Marie, people in the academic world believe that they're evaluating you on a non-superficial basis, and sometimes that's actually true. Often, though, they have their own kind of requirements, especially about dress. The campus where I work has been called the "most beautiful" in the country recently, but the women who work there go around in perpetual mourning. Black is the only really serious color to wear; it shows you don't care about superficial stuff like what you put on in the morning. It has become a standard, and if a woman deviates from it--like wearing a lot of red one day--she is taken less seriously.

Which I think is pretty silly.

Amanda said...

I don't think that finding someone else frivilous or shallow or vain necessarily has to do with self-image. I don't, for instance, find Jerusha all those things because of the way I look. I've looked many different ways in my life - both to my satisfaction and dissatisfaction - and in all of those phases I would have felt the same way. I don't think her interest in material things makes her shallow or unintellectual. I think the fact that she applies what she loves to all women as a stereotype makes her a really disgusting human being. That's what really upset me, quotes where she says all women love clothes and all women care about fashion and all women do x, y, and z. She's wrong. Not all women are the same. I've never once in my life cared about clothes or fashion. Do I care about how I look? To a certain degree - yes. I want to look more like I picture myself. I want to be thinner. But clothes? If they're comfortable, I couldn't care less about them, and I resent being told that because I'm a woman, I do, or should.

I take issue when anyone applies blanket stereotypes to whole classes of people, and Jerusha did that constantly. That's why I couldn't stand her and found her frivilous and shallow.

Jeanne said...

Amanda, Oh! What you say makes sense, but I took it differently. I thought Jerusha's generalizations were charming and funny because she didn't realize that not everyone who was raised outside of an orphanage was privileged in exactly the same way.

If you're going to find her charming, you definitely have to see her as an unreliable narrator.

Her comment about what "heaven" it would be to have unlimited money to spend on hats, for instance, is a common kind of misconception. Those who can't afford something at all do sometimes assume that people who can afford that thing don't worry about the price. I thought that's what made it funny and touching when he sent her money for a hat and she sent it back.

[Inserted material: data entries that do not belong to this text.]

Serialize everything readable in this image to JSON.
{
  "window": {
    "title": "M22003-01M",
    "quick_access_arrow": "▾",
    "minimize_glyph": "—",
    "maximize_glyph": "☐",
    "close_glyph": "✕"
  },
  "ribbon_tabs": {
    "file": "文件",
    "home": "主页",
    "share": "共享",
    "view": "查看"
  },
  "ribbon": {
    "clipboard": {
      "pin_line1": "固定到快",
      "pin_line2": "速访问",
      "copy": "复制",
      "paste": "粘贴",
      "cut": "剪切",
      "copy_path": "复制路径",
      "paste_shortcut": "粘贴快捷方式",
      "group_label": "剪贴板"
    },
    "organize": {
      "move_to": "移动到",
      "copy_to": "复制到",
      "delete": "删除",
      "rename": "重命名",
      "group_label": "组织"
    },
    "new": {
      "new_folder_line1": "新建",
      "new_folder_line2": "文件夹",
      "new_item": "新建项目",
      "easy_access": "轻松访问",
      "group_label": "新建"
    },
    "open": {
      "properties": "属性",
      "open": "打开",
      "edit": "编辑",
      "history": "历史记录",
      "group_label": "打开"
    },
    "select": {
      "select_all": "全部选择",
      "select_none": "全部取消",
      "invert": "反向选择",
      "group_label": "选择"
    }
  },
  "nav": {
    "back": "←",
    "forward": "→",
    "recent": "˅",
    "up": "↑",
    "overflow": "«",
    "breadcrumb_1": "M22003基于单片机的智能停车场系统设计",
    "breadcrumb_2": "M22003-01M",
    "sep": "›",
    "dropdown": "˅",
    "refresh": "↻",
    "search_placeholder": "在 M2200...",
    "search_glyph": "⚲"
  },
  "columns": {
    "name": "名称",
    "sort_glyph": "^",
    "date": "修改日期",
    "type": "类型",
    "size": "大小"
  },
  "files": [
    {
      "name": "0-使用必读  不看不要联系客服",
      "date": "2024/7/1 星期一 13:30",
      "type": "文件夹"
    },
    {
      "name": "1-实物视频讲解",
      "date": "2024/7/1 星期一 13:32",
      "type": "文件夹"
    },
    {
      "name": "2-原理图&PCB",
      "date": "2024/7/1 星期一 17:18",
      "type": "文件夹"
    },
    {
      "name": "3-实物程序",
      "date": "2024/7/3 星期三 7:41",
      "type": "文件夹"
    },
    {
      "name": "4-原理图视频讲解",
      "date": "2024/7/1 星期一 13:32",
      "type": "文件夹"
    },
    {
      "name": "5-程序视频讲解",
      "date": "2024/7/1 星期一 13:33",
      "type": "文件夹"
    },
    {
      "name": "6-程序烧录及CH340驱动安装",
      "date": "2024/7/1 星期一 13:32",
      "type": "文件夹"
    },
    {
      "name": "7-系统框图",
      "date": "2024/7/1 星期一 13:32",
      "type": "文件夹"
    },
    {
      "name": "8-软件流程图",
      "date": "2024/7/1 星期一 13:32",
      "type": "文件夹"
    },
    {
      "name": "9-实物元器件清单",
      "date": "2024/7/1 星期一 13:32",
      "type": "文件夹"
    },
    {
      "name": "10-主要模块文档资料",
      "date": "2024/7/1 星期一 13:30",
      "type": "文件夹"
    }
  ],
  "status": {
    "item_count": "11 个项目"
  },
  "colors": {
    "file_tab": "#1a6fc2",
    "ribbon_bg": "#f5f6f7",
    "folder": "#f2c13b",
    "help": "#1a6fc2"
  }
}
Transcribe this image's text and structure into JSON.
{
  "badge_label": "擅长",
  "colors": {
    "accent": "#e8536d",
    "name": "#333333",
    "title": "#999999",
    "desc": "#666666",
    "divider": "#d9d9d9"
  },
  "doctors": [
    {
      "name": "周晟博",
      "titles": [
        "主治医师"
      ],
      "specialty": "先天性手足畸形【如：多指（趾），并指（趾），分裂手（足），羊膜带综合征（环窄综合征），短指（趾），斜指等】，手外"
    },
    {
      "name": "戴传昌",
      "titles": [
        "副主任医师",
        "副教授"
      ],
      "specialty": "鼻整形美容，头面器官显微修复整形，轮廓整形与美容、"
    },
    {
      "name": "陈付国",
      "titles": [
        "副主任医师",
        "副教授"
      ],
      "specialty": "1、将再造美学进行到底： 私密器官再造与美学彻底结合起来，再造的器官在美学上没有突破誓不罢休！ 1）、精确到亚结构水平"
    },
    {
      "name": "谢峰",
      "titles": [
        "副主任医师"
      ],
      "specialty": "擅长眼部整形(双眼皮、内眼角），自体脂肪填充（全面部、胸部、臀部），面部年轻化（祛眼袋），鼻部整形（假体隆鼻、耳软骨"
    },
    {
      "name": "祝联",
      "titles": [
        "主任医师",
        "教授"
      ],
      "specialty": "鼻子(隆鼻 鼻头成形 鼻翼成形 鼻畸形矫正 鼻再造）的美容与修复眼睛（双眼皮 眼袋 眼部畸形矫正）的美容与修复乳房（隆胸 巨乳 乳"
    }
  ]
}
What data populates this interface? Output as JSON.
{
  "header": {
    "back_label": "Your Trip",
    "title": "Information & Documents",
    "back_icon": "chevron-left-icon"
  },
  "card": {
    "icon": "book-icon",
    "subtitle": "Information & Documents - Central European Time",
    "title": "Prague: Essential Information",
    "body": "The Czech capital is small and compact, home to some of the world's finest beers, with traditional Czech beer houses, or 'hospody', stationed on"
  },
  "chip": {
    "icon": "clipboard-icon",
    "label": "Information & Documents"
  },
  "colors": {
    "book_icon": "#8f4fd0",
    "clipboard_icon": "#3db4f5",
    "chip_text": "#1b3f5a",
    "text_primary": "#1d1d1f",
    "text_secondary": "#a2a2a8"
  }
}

Amanda said...

Yeah, I couldn't see her that way. She seemed really blind and self-absorbed to me. Even her returning the money felt like a nod to her own little charity, a way to make herself feel good rather than an honest not-wanting-to-owe. Perhaps she just rubbed me wrong.

Jeanne said...

Amanda, that's part of the point about appearance, though, isn't it? That it's so easy for someone else's perception of how much attention you pay to it to tip over into perceiving you as self-absorbed?

Sometimes people do rub us the wrong way. I don't actually object to people wearing black, you know! It's the attitude that I should wear black too--or else be considered frivolous--that rubs me wrong!